Charity Scams: If they’re sending you a check, something is probably not right.

December 1, 2009

Several months ago, I posted an article about the practice of some charities sending people checks in hopes of getting a donation in return.

A REGIONAL member had come to the office, having received a letter and check for $2.50 from the National Cancer Research Center. They instructed the recipient to cash the check if they wanted to, but to consider sending them $10 instead, for their annual fund drive.

At the time, I wasn’t sure what the deal was, but I did suggest erring on the side of caution and not cashing the check at all. Details about the National Cancer Research Center were pretty sketchy, and it just seemed like a weird chance to take if you’re trying to raise money. What if every person you sent the check to cashed it?

Talk about your instincts being right.

Since then, I’ve heard of some other alleged “charities” sending people checks for small amounts of money, using a similar pitch. What I didn’t consider at the time was this: when you cash one of these checks, the people who sent it can get a copy of it when it hits their bank. That puts your account number and routing number into their hands. At that point, they can drain your account at will.

So I’m going to slightly modify what I said months ago: if a charity sends you a check for a small amount of money, do not cash it and do not donate money. You are, in all likelihood, looking at a scam.

You can, however, file a complaint with the Postal Inspector, if you’re a proactive type of person.


Curiouser and curiouser

July 13, 2009

Last Friday, a REGIONAL member brought in a check for $2.50. It was supposedly part of a fundraising drive for the National Cancer Research Center.

The letter basically said (my summary), “Here is a check for $2.50. You can cash it if you want, but what I hope you will do is send us a check for $10 for our annual fund drive.”

The REGIONAL MSR felt there was just something weird about this setup; they’re trying to raise funds, so they’re sending people checks? Is this a legitimate charity, or are they up to something?

The member didn’t end up cashing the check. I agreed with this decision and had the MSR make copies of the letter and check for my files. I felt like the jury was still out, though. It could have been real. It just wasn’t worth the risk to the member.

However, this weekend our CEO stumbled upon this, an article on someone’s personal finance blog. It’s the exact same setup, only this time (supposedly) for Mothers Against Drunk Driving.

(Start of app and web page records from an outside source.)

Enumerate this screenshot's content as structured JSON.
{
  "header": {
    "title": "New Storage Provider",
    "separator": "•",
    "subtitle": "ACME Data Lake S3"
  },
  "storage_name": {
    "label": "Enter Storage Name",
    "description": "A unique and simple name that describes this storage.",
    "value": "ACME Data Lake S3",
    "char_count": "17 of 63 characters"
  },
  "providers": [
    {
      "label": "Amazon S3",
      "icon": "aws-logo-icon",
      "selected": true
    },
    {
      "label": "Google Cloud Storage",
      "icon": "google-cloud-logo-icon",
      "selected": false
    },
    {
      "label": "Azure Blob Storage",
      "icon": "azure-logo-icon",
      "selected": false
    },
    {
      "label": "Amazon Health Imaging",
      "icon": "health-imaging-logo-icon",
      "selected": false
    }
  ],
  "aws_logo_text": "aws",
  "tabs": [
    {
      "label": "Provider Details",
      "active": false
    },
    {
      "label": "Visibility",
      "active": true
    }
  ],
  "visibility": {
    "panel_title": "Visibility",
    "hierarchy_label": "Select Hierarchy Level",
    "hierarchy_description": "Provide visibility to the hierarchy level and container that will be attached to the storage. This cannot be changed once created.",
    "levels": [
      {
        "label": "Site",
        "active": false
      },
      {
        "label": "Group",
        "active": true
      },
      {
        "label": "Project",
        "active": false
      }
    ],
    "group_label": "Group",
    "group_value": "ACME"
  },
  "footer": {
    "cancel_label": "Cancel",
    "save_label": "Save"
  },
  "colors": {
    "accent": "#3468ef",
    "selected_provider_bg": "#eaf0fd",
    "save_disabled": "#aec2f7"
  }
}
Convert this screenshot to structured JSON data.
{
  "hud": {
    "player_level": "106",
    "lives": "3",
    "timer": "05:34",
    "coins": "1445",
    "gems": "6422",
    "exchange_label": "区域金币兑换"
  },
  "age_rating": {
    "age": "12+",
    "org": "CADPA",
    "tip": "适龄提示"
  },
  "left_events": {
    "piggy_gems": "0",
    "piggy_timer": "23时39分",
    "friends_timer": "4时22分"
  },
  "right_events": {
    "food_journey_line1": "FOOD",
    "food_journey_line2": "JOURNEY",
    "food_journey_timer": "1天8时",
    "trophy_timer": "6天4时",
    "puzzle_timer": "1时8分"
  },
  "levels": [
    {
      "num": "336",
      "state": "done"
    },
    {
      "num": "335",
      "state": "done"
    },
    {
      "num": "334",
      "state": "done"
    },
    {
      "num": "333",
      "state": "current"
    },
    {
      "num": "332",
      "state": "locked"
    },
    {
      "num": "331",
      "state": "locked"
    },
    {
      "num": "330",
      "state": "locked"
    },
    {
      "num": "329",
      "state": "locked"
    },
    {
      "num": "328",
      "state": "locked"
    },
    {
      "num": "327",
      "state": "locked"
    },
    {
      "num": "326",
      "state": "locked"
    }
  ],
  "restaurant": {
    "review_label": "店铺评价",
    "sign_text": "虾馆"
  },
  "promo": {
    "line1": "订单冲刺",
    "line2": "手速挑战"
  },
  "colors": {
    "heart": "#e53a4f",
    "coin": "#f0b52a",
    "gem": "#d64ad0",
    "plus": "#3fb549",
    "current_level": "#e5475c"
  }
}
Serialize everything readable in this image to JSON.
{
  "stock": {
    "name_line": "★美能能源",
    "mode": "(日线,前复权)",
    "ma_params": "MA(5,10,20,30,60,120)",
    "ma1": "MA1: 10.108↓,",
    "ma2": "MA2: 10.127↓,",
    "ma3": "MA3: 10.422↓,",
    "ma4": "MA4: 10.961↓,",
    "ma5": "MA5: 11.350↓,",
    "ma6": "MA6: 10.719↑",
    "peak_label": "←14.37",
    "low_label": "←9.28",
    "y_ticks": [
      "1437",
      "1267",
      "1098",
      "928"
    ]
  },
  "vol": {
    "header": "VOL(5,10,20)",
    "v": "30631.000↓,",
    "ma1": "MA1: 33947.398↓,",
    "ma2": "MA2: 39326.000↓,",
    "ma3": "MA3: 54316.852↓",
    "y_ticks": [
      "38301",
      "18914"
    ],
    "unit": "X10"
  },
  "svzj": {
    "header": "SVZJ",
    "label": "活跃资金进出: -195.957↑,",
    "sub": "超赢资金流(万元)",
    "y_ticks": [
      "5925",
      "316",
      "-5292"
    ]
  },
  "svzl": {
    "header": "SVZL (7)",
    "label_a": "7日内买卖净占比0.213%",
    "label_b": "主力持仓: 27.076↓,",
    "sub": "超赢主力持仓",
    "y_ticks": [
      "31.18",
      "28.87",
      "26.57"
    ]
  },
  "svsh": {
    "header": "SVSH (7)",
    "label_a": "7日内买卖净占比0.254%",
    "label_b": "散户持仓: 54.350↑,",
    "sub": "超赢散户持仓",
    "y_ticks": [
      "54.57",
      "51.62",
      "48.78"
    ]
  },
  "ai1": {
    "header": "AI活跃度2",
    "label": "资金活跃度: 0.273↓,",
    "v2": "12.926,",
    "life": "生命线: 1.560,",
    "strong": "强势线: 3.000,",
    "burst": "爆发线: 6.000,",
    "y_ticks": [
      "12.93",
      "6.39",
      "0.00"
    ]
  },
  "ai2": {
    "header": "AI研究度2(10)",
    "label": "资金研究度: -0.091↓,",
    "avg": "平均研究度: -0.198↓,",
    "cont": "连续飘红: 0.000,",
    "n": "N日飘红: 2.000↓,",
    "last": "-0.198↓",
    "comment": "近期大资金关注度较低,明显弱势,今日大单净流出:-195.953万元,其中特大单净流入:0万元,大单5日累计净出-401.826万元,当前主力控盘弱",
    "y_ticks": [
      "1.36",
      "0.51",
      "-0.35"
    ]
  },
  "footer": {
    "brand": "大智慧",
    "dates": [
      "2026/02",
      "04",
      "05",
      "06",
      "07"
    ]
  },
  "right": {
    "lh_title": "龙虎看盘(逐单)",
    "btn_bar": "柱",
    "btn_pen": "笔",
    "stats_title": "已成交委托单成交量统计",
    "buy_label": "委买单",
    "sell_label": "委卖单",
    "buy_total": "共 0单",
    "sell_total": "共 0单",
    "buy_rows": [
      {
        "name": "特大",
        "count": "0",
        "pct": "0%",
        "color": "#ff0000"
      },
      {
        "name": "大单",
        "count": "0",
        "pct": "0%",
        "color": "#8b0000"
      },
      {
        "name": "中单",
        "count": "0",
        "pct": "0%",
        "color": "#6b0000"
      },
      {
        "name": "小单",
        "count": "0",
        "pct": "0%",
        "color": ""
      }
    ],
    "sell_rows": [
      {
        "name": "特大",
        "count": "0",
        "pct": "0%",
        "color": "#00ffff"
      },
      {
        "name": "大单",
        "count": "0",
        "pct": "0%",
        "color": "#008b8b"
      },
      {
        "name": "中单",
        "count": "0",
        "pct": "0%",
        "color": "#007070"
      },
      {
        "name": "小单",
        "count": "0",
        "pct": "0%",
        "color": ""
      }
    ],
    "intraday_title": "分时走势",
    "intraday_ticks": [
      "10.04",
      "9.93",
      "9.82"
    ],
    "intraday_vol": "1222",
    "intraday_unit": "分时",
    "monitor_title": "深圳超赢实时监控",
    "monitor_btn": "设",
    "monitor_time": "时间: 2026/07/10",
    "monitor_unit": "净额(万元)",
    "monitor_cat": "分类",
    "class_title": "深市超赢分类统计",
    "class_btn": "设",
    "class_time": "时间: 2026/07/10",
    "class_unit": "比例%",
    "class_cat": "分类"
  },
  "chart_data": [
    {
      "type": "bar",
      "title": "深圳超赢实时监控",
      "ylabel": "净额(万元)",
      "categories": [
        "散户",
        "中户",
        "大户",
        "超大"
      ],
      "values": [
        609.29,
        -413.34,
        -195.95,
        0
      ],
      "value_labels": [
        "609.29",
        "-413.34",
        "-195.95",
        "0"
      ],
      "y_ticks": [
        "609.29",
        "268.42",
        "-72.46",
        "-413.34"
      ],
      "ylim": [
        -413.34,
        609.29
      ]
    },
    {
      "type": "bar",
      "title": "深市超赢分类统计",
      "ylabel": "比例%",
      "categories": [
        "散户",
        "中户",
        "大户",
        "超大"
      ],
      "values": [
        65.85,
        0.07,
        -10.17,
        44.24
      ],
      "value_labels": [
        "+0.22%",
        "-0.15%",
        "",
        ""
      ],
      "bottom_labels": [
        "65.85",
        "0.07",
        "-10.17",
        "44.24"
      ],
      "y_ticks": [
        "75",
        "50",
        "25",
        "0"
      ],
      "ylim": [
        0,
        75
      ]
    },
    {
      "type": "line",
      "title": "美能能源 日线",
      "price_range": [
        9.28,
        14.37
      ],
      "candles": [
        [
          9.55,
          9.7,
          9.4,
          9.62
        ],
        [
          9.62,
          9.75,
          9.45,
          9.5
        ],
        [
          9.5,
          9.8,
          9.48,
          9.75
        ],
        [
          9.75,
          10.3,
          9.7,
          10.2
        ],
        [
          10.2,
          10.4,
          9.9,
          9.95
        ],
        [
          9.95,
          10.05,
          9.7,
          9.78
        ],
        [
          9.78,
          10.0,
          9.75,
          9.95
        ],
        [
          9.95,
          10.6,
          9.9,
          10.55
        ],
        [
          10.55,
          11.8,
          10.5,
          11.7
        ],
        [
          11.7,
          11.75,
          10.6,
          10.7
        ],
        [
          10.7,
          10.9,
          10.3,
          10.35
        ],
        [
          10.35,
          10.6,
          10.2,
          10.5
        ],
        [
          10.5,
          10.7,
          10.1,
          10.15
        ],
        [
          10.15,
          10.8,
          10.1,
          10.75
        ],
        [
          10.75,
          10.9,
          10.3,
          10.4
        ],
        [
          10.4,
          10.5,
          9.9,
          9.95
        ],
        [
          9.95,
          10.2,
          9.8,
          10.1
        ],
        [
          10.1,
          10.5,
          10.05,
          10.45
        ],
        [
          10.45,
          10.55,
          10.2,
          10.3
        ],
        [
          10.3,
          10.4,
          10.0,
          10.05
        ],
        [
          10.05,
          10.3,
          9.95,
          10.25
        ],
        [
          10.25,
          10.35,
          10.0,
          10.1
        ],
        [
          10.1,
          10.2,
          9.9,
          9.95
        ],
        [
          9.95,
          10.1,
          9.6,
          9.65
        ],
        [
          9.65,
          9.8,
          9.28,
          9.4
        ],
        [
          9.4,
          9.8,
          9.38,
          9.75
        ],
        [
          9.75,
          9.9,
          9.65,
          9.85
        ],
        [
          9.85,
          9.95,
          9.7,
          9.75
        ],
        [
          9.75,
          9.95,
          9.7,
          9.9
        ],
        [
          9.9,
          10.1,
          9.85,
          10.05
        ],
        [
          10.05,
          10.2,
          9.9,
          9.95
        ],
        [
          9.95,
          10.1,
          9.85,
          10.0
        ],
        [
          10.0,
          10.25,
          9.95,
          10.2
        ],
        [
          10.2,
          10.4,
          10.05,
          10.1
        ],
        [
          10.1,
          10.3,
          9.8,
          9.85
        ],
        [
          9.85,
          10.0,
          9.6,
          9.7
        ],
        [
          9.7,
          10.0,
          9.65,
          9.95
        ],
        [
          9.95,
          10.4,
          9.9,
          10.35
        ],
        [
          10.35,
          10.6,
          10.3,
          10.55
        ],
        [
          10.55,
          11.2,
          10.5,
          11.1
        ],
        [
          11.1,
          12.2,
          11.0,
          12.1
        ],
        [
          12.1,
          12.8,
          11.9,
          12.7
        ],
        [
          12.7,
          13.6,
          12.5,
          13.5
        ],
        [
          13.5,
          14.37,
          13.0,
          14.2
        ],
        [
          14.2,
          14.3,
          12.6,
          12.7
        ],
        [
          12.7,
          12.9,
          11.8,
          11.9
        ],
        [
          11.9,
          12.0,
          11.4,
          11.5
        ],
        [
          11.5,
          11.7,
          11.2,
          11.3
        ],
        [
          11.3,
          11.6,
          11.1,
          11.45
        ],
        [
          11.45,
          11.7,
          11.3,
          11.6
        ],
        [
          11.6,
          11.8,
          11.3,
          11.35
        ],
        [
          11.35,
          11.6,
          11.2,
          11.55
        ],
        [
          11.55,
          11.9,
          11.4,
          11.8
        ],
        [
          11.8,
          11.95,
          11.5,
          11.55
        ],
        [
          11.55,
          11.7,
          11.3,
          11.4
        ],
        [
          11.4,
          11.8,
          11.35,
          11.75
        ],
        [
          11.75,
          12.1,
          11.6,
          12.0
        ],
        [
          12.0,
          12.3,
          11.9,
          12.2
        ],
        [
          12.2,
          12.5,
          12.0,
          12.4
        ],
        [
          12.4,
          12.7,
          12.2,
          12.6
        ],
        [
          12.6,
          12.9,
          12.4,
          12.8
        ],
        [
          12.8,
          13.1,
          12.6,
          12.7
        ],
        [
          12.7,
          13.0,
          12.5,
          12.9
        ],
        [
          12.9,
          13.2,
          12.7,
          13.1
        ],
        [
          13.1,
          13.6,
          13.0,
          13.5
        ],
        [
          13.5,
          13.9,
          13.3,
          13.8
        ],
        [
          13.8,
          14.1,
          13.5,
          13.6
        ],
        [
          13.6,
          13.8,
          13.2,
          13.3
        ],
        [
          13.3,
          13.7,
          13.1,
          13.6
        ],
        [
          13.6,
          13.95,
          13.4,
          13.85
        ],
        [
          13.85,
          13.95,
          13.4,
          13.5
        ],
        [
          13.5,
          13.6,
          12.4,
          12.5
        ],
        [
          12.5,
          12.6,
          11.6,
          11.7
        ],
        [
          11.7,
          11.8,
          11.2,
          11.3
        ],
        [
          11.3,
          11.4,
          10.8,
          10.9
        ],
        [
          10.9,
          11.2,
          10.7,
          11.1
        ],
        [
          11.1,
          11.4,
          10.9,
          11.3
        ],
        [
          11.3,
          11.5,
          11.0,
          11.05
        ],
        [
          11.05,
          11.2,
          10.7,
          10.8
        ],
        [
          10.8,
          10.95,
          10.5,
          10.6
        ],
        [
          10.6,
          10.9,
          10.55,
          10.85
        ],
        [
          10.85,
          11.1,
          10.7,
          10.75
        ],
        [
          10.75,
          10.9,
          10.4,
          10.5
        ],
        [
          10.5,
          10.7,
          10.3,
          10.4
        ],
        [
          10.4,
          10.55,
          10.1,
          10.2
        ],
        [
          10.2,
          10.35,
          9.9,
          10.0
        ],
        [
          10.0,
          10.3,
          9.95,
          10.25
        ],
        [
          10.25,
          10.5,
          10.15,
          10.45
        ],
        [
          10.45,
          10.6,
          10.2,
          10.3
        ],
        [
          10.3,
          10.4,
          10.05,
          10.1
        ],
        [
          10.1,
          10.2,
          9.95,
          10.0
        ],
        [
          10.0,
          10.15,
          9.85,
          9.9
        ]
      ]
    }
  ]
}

This makes me think these letters and checks are part some sort of scheme. However, the actual text of the letters is a little different. Most crooks reuse the same text over and over. Is this some incredibly elaborate rig designed to bilk the public out of millions of dollars, ten bones at a time? Or are they up to something even more sinister?

I’d love to get an official answer on this one; is this the new trend in fundraising, sending people a check for $2.50 and hoping they send you $10 instead? It seems like a risky venture in a down economy—if you send out a million of these letters, you run a very real risk of losing $2.5 million instead of making $10 million.

Online information about the National Cancer Research Center is very sketchy, but M.A.D.D. is a well-known organization. Does anybody out there know for sure?

I may have to dig deeper into this. If you’ve received a similar letter/check combination, or can provide some sort of insight, let me know in the comments.

At any rate, I’d say this: don’t cash that check, and don’t send any money. It’s not worth $2.50. If it is a legitimate fundraiser, these organizations need to understand that this technique strikes people as strange, and they don’t trust it. There are other ways to donate to causes you believe in.


Follow

Get every new post delivered to your Inbox.

Join 208 other followers